While the role of SMAD3 is more elusive, it seems likely that the gene affects ovarian response to FSH. If a woman's levels of FSH are normal, but her ovaries are more responsive to FSH because of a variant of SMAD3, this could also increase the likelihood of twinning.
A genetic basis for twins has been assumed for some time from the patterns of twins that appear in families, but this research is the first to identify specific gene variants responsible.
'There's an enormous interest in twins, and in why some women have twins while others don't,' said Professor Dorret Boomsma, a biological psychologist at Vrije Universiteit and co-author of the paper. 'The question is very simple, and our research shows for the first time that we can identify genetic variants that contribute to this likelihood.'
The findings, published in the American Journal of Human Genetics, may offer some insight into the variance in implantation rates following IVF and into how multiple births, which are more common following IVF than natural conception, may be reduced in the future. Multiple pregnancies and birth present health risks for both the mother and child.

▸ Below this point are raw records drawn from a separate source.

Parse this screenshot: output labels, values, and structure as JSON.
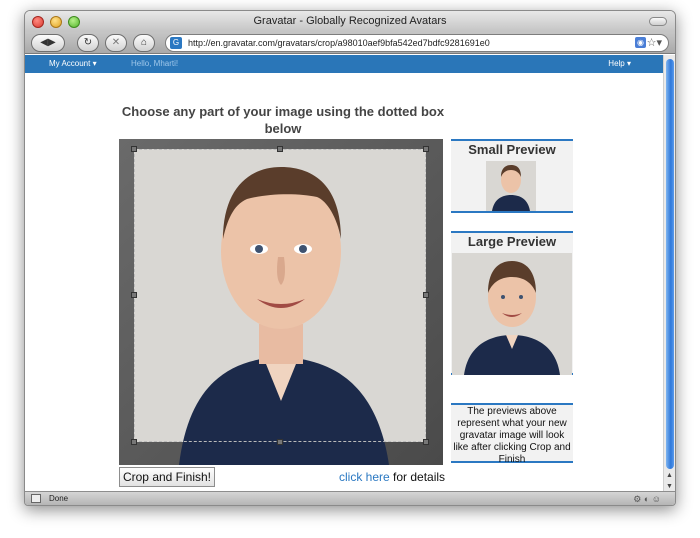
{
  "window": {
    "title": "Gravatar - Globally Recognized Avatars"
  },
  "toolbar": {
    "back_icon": "◀▶",
    "reload_icon": "↻",
    "stop_icon": "✕",
    "home_icon": "⌂",
    "url": "http://en.gravatar.com/gravatars/crop/a98010aef9bfa542ed7bdfc9281691e0"
  },
  "navbar": {
    "account": "My Account ▾",
    "hello": "Hello, Mharti!",
    "help": "Help ▾"
  },
  "main": {
    "heading": "Choose any part of your image using the dotted box below",
    "crop_button": "Crop and Finish!",
    "details_link": "click here",
    "details_text": " for details"
  },
  "previews": {
    "small_title": "Small Preview",
    "large_title": "Large Preview",
    "note": "The previews above represent what your new gravatar image will look like after clicking Crop and Finish"
  },
  "statusbar": {
    "text": "Done"
  },
  "colors": {
    "accent": "#2b78c2",
    "navbar": "#2a76b8"
  }
}
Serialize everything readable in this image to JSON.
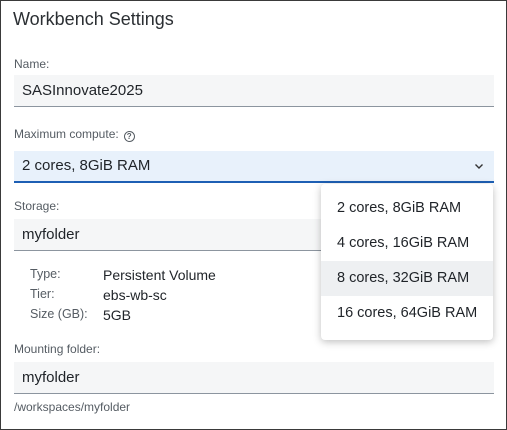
{
  "title": "Workbench Settings",
  "name": {
    "label": "Name:",
    "value": "SASInnovate2025"
  },
  "compute": {
    "label": "Maximum compute:",
    "value": "2 cores, 8GiB RAM",
    "options": [
      "2 cores, 8GiB RAM",
      "4 cores, 16GiB RAM",
      "8 cores, 32GiB RAM",
      "16 cores, 64GiB RAM"
    ]
  },
  "storage": {
    "label": "Storage:",
    "value": "myfolder",
    "details": [
      {
        "key": "Type:",
        "value": "Persistent Volume"
      },
      {
        "key": "Tier:",
        "value": "ebs-wb-sc"
      },
      {
        "key": "Size (GB):",
        "value": "5GB"
      }
    ]
  },
  "mounting": {
    "label": "Mounting folder:",
    "value": "myfolder",
    "hint": "/workspaces/myfolder"
  }
}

Currently, there is no way of knowing if a woman's ovaries will overproduce in response to the FSH hormone injected into the ovaries prior to IVF in order to stimulate egg production, but the researchers are now hoping to develop a genetic test to identify those women at risk of ovarian hyperstimulation, which is a dangerous side effect of IVF treatment.